## What is being asked
Lines of the material that include the string "JSON" should be returned.

## Data for the task
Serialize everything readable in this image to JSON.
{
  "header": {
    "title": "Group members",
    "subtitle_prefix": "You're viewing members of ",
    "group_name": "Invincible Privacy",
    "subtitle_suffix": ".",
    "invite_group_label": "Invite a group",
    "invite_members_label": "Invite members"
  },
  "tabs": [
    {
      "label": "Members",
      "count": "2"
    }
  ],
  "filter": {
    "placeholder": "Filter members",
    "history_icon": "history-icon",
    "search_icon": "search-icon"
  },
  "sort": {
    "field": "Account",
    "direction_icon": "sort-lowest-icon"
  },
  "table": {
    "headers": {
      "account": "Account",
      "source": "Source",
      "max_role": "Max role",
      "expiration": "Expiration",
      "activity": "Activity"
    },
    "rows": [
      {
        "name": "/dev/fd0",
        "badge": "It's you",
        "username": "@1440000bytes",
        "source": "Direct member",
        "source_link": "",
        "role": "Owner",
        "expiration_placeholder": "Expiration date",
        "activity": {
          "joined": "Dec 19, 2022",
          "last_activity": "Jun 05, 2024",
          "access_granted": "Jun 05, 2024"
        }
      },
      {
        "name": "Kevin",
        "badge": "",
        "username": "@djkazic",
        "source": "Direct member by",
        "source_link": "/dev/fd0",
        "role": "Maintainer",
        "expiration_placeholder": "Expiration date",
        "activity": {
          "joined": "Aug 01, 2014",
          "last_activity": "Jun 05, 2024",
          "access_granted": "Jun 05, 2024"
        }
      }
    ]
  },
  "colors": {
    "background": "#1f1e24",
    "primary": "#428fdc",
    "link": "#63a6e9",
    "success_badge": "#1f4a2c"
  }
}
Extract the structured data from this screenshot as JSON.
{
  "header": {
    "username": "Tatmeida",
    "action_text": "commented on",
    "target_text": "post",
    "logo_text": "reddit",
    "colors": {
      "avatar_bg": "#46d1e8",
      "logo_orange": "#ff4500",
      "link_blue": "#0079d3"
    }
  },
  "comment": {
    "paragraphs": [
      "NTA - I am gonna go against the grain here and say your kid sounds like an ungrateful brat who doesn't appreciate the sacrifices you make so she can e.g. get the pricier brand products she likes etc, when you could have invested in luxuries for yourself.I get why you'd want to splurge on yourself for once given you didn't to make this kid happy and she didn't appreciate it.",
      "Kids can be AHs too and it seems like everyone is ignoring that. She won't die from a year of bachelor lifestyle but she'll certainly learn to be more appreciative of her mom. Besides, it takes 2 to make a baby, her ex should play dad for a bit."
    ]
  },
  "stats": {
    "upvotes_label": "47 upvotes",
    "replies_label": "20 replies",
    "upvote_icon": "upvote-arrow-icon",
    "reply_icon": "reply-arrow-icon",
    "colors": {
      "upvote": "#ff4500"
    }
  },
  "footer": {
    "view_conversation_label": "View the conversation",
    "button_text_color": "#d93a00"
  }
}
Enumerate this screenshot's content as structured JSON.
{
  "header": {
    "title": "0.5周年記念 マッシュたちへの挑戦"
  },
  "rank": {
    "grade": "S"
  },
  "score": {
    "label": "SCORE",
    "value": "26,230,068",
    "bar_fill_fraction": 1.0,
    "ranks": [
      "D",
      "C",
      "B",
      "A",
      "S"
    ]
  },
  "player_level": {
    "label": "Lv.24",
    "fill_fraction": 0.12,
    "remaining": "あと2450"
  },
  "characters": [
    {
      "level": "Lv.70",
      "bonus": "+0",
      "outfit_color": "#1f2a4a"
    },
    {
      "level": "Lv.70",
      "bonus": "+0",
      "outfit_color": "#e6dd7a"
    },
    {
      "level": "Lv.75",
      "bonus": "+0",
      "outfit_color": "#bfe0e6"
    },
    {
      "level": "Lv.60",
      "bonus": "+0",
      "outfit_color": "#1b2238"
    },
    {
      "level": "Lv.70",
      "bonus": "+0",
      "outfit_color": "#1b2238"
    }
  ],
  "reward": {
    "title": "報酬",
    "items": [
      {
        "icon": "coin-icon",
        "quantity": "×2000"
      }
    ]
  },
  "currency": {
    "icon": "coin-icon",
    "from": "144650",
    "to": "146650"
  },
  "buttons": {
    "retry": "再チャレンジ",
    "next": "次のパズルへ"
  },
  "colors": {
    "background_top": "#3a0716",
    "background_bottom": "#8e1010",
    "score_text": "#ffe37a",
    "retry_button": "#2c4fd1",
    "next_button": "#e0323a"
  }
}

## Exercise solution
Serialize everything readable in this image to JSON.
Extract the structured data from this screenshot as JSON.
Enumerate this screenshot's content as structured JSON.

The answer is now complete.